We would repeat this procedure one more time before we found ourselves at our gate area. But to our dismay we were eight minutes late to the departure time despite our best efforts. The only option we had at this point was to check in at the counter to explain our situation and get put on standby for the next immediate flights to Toronto. There weren’t enough room for standby on a single plane, and the team ended up taking 4 different flights home. Some were lucky enough to get placed on First Class, but for others they faced another six hours of waiting for their flight. OCdt. Stacey then had to try to get in touch with our transport that was to pick us up from Toronto airport letting them know that we’re going to be delayed, and on separate flights. Meanwhile, I took a tally of who is taking the bus and who will be getting back to Kingston via a personal vehicle. In the end, we were able to arrange ourselves in a way that everyone had a way to get back to the college despite the team being broken up over several flights. I traveled with the last group, and we didn’t reach the college until 2230hrs.
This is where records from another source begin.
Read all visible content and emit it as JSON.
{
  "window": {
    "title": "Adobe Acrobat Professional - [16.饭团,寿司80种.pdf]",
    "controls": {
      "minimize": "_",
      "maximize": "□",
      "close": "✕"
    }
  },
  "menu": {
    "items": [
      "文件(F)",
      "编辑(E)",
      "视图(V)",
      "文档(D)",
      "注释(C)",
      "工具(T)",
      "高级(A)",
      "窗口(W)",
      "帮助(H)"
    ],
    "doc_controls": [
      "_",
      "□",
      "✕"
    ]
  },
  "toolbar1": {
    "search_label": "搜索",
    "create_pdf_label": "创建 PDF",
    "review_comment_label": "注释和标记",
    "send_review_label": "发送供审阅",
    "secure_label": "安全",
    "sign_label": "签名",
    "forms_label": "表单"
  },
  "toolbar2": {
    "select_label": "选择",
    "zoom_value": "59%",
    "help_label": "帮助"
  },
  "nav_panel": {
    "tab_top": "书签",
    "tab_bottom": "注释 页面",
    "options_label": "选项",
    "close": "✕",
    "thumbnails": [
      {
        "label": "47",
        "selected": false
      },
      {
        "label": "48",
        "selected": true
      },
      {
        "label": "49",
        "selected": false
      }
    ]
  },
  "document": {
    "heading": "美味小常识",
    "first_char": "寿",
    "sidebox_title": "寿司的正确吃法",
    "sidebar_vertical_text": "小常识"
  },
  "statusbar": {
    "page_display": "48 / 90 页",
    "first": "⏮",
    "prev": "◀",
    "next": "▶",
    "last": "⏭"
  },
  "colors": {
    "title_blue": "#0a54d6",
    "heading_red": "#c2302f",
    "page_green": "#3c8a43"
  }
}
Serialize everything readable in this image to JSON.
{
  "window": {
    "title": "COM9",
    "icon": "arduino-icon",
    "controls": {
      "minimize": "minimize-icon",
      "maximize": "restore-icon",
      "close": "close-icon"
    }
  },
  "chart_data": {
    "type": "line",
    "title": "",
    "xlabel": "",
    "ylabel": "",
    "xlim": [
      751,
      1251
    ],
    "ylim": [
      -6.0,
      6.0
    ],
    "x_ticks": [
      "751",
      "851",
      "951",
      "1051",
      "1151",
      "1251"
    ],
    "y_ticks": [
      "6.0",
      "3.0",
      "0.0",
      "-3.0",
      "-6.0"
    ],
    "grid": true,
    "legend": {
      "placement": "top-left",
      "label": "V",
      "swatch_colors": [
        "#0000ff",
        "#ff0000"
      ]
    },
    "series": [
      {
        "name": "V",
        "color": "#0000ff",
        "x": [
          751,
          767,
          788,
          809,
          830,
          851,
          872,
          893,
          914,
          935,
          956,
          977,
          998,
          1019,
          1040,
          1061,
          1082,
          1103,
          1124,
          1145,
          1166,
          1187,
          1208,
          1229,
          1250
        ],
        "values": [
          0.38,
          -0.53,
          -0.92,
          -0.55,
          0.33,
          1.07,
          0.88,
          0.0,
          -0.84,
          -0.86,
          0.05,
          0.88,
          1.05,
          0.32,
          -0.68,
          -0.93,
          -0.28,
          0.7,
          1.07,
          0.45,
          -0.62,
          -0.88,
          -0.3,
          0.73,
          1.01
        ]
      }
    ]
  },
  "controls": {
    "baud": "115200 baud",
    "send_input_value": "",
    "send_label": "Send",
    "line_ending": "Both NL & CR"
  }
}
Overall, our expedition went better than I expected; the challenges we faced were hard, but the feeling of accomplishment in the end made it all worth it. I trekked through the jungle with nothing but food and clothes in my rucksack and a machete, I climbed a volcano that had one of the highest summits on the equator line, and I experienced a whole new culture that broadened my horizon to realize the diversity of our world. Meanwhile, I also was able to apply the principals of leadership I had learned firsthand outside of a training environment. Despite the fact that we each had spent at least $3500 on this trip because RMC wasn’t able to support us after we had committed, if asked I still would gladly do it all over again without hesitation.